Action item
When you respond, write out each entry exactly as it stands.

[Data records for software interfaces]
####
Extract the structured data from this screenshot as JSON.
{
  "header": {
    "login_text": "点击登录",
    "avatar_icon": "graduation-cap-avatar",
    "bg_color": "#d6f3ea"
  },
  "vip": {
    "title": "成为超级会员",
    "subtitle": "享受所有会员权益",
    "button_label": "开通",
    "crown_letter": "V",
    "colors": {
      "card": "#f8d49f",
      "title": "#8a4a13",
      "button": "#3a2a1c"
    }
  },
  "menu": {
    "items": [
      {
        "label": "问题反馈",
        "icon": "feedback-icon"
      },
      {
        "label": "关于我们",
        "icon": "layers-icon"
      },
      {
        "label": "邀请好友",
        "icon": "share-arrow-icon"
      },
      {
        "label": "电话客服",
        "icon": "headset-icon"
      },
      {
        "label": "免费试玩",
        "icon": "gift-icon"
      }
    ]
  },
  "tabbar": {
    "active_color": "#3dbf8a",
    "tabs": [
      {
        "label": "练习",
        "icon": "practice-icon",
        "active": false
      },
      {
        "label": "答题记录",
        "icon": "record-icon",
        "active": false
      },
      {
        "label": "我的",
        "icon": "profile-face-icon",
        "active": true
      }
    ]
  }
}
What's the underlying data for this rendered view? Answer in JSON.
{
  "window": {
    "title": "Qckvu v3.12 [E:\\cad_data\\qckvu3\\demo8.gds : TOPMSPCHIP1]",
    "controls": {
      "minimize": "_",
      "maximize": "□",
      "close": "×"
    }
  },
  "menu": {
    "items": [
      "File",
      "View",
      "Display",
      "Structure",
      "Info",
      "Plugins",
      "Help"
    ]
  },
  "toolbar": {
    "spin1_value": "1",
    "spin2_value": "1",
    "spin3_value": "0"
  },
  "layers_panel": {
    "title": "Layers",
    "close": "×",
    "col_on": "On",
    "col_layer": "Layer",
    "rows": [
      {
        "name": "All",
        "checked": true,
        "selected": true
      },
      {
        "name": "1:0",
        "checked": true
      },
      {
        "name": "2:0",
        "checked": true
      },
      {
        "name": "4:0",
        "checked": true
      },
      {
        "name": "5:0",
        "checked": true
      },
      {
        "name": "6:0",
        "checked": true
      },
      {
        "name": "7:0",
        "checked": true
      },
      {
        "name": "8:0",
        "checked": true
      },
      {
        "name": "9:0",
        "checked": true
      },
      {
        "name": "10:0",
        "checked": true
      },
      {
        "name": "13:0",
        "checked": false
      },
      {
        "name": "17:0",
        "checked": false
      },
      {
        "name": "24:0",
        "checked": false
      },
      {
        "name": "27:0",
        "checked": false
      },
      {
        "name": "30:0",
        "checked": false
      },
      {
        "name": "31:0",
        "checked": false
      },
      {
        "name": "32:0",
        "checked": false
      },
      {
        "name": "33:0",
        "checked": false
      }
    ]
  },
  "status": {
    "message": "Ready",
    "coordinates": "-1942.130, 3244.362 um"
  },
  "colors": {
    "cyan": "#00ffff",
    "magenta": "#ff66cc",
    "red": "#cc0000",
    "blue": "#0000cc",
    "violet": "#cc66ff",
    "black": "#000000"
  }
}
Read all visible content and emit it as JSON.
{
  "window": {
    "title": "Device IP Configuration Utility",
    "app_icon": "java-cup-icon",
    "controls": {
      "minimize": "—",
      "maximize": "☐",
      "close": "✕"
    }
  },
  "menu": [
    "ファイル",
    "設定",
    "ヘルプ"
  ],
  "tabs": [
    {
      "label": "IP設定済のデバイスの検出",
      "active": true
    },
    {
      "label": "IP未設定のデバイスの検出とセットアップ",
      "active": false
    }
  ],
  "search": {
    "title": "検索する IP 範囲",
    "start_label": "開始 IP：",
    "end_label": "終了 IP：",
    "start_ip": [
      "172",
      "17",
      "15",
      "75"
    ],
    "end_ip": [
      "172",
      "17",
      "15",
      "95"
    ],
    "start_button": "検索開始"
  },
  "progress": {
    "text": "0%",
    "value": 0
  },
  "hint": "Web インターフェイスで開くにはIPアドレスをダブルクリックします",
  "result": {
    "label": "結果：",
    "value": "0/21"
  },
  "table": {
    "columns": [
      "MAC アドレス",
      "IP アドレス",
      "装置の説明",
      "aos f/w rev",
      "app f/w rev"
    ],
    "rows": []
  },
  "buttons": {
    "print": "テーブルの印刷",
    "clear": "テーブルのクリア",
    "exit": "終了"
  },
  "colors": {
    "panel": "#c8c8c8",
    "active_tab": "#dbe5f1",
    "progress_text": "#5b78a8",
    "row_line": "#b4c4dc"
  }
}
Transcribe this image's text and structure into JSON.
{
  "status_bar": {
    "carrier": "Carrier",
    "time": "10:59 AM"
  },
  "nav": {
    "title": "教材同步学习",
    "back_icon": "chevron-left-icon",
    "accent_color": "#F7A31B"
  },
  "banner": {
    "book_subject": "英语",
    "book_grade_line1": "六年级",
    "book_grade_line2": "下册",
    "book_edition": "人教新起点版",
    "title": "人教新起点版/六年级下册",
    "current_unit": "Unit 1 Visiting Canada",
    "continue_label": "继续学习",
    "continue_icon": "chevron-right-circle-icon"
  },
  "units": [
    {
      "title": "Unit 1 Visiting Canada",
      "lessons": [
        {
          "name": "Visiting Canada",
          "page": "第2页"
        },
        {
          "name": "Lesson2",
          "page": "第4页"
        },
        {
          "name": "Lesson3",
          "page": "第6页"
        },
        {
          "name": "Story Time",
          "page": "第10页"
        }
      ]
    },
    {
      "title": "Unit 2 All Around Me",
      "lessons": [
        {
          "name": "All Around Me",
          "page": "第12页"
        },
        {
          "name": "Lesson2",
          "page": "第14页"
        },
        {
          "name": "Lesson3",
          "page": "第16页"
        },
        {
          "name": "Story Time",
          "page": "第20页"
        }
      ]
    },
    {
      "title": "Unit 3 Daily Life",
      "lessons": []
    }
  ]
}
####
Answer to this problem
Extract the structured data from this screenshot as JSON.
{
  "header": {
    "login_text": "点击登录",
    "avatar_icon": "graduation-cap-avatar",
    "bg_color": "#d6f3ea"
  },
  "vip": {
    "title": "成为超级会员",
    "subtitle": "享受所有会员权益",
    "button_label": "开通",
    "crown_letter": "V",
    "colors": {
      "card": "#f8d49f",
      "title": "#8a4a13",
      "button": "#3a2a1c"
    }
  },
  "menu": {
    "items": [
      {
        "label": "问题反馈",
        "icon": "feedback-icon"
      },
      {
        "label": "关于我们",
        "icon": "layers-icon"
      },
      {
        "label": "邀请好友",
        "icon": "share-arrow-icon"
      },
      {
        "label": "电话客服",
        "icon": "headset-icon"
      },
      {
        "label": "免费试玩",
        "icon": "gift-icon"
      }
    ]
  },
  "tabbar": {
    "active_color": "#3dbf8a",
    "tabs": [
      {
        "label": "练习",
        "icon": "practice-icon",
        "active": false
      },
      {
        "label": "答题记录",
        "icon": "record-icon",
        "active": false
      },
      {
        "label": "我的",
        "icon": "profile-face-icon",
        "active": true
      }
    ]
  }
}
What's the underlying data for this rendered view? Answer in JSON.
{
  "window": {
    "title": "Qckvu v3.12 [E:\\cad_data\\qckvu3\\demo8.gds : TOPMSPCHIP1]",
    "controls": {
      "minimize": "_",
      "maximize": "□",
      "close": "×"
    }
  },
  "menu": {
    "items": [
      "File",
      "View",
      "Display",
      "Structure",
      "Info",
      "Plugins",
      "Help"
    ]
  },
  "toolbar": {
    "spin1_value": "1",
    "spin2_value": "1",
    "spin3_value": "0"
  },
  "layers_panel": {
    "title": "Layers",
    "close": "×",
    "col_on": "On",
    "col_layer": "Layer",
    "rows": [
      {
        "name": "All",
        "checked": true,
        "selected": true
      },
      {
        "name": "1:0",
        "checked": true
      },
      {
        "name": "2:0",
        "checked": true
      },
      {
        "name": "4:0",
        "checked": true
      },
      {
        "name": "5:0",
        "checked": true
      },
      {
        "name": "6:0",
        "checked": true
      },
      {
        "name": "7:0",
        "checked": true
      },
      {
        "name": "8:0",
        "checked": true
      },
      {
        "name": "9:0",
        "checked": true
      },
      {
        "name": "10:0",
        "checked": true
      },
      {
        "name": "13:0",
        "checked": false
      },
      {
        "name": "17:0",
        "checked": false
      },
      {
        "name": "24:0",
        "checked": false
      },
      {
        "name": "27:0",
        "checked": false
      },
      {
        "name": "30:0",
        "checked": false
      },
      {
        "name": "31:0",
        "checked": false
      },
      {
        "name": "32:0",
        "checked": false
      },
      {
        "name": "33:0",
        "checked": false
      }
    ]
  },
  "status": {
    "message": "Ready",
    "coordinates": "-1942.130, 3244.362 um"
  },
  "colors": {
    "cyan": "#00ffff",
    "magenta": "#ff66cc",
    "red": "#cc0000",
    "blue": "#0000cc",
    "violet": "#cc66ff",
    "black": "#000000"
  }
}
Read all visible content and emit it as JSON.
{
  "window": {
    "title": "Device IP Configuration Utility",
    "app_icon": "java-cup-icon",
    "controls": {
      "minimize": "—",
      "maximize": "☐",
      "close": "✕"
    }
  },
  "menu": [
    "ファイル",
    "設定",
    "ヘルプ"
  ],
  "tabs": [
    {
      "label": "IP設定済のデバイスの検出",
      "active": true
    },
    {
      "label": "IP未設定のデバイスの検出とセットアップ",
      "active": false
    }
  ],
  "search": {
    "title": "検索する IP 範囲",
    "start_label": "開始 IP：",
    "end_label": "終了 IP：",
    "start_ip": [
      "172",
      "17",
      "15",
      "75"
    ],
    "end_ip": [
      "172",
      "17",
      "15",
      "95"
    ],
    "start_button": "検索開始"
  },
  "progress": {
    "text": "0%",
    "value": 0
  },
  "hint": "Web インターフェイスで開くにはIPアドレスをダブルクリックします",
  "result": {
    "label": "結果：",
    "value": "0/21"
  },
  "table": {
    "columns": [
      "MAC アドレス",
      "IP アドレス",
      "装置の説明",
      "aos f/w rev",
      "app f/w rev"
    ],
    "rows": []
  },
  "buttons": {
    "print": "テーブルの印刷",
    "clear": "テーブルのクリア",
    "exit": "終了"
  },
  "colors": {
    "panel": "#c8c8c8",
    "active_tab": "#dbe5f1",
    "progress_text": "#5b78a8",
    "row_line": "#b4c4dc"
  }
}
Transcribe this image's text and structure into JSON.
{
  "status_bar": {
    "carrier": "Carrier",
    "time": "10:59 AM"
  },
  "nav": {
    "title": "教材同步学习",
    "back_icon": "chevron-left-icon",
    "accent_color": "#F7A31B"
  },
  "banner": {
    "book_subject": "英语",
    "book_grade_line1": "六年级",
    "book_grade_line2": "下册",
    "book_edition": "人教新起点版",
    "title": "人教新起点版/六年级下册",
    "current_unit": "Unit 1 Visiting Canada",
    "continue_label": "继续学习",
    "continue_icon": "chevron-right-circle-icon"
  },
  "units": [
    {
      "title": "Unit 1 Visiting Canada",
      "lessons": [
        {
          "name": "Visiting Canada",
          "page": "第2页"
        },
        {
          "name": "Lesson2",
          "page": "第4页"
        },
        {
          "name": "Lesson3",
          "page": "第6页"
        },
        {
          "name": "Story Time",
          "page": "第10页"
        }
      ]
    },
    {
      "title": "Unit 2 All Around Me",
      "lessons": [
        {
          "name": "All Around Me",
          "page": "第12页"
        },
        {
          "name": "Lesson2",
          "page": "第14页"
        },
        {
          "name": "Lesson3",
          "page": "第16页"
        },
        {
          "name": "Story Time",
          "page": "第20页"
        }
      ]
    },
    {
      "title": "Unit 3 Daily Life",
      "lessons": []
    }
  ]
}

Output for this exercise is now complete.